**PROBLEM**
Where in the material does the word "Palm" appear? Copy each line that has it.

====== PROVIDED DATA

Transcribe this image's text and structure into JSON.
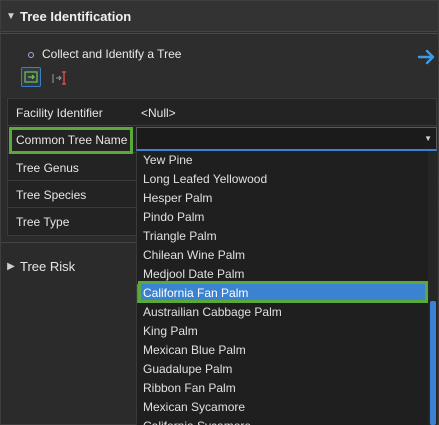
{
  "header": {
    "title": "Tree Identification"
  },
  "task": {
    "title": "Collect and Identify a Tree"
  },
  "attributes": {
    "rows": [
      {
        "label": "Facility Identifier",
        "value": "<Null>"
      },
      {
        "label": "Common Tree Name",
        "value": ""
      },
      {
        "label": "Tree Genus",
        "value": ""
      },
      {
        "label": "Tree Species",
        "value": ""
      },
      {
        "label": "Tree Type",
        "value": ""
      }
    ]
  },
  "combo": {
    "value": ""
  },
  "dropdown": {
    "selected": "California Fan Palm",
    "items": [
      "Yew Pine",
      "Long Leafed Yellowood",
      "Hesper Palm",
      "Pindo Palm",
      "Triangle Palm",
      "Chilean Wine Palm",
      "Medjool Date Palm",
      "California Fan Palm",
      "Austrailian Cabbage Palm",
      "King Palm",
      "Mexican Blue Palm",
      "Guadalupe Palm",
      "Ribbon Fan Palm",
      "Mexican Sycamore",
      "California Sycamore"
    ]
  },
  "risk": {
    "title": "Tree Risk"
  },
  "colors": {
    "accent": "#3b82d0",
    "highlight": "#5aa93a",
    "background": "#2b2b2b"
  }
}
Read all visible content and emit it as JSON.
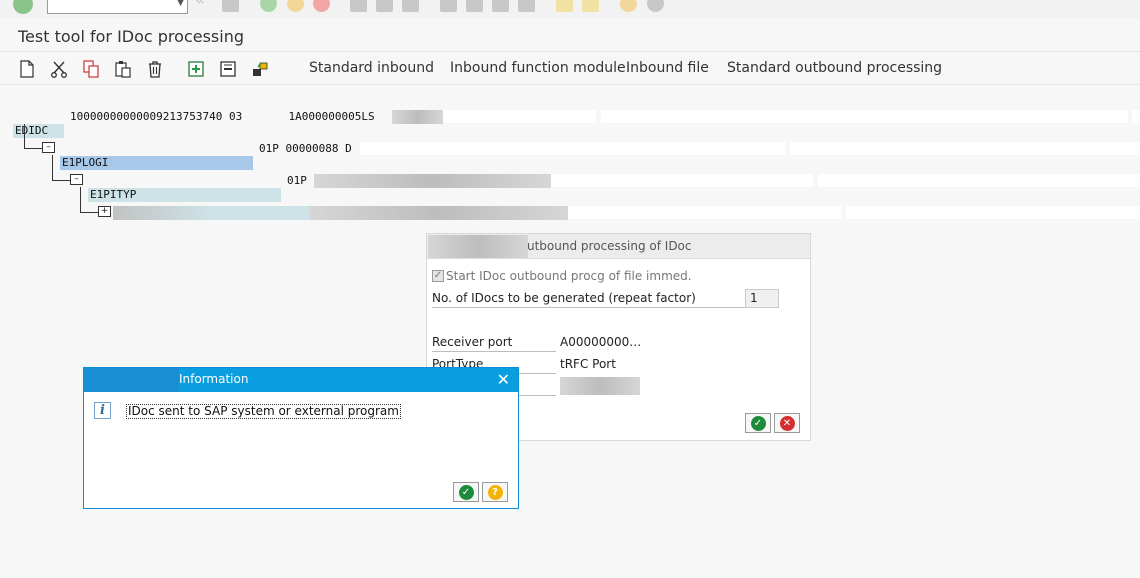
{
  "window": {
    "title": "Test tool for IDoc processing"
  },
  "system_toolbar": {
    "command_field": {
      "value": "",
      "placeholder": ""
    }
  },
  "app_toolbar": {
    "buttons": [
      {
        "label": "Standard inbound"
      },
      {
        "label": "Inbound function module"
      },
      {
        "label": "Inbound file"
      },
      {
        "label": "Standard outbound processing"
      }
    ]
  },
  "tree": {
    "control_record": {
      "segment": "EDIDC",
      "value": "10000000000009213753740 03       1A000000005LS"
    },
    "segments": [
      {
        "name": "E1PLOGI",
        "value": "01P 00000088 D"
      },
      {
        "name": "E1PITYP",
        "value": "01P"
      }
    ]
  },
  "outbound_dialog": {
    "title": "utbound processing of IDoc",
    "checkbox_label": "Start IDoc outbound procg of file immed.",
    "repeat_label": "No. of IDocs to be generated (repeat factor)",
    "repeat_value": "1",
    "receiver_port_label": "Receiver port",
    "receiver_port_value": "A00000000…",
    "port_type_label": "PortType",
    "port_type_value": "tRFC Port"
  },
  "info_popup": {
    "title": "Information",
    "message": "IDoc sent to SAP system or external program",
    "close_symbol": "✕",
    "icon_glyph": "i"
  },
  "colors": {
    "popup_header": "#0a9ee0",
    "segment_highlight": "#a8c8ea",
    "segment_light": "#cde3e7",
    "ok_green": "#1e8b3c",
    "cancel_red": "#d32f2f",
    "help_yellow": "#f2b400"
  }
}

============

**SOLUTION FOR THIS PROBLEM**
    "selected": "California Fan Palm",
      "Hesper Palm",
      "Pindo Palm",
      "Triangle Palm",
      "Chilean Wine Palm",
      "Medjool Date Palm",
      "California Fan Palm",
      "Austrailian Cabbage Palm",
      "King Palm",
      "Mexican Blue Palm",
      "Guadalupe Palm",
      "Ribbon Fan Palm",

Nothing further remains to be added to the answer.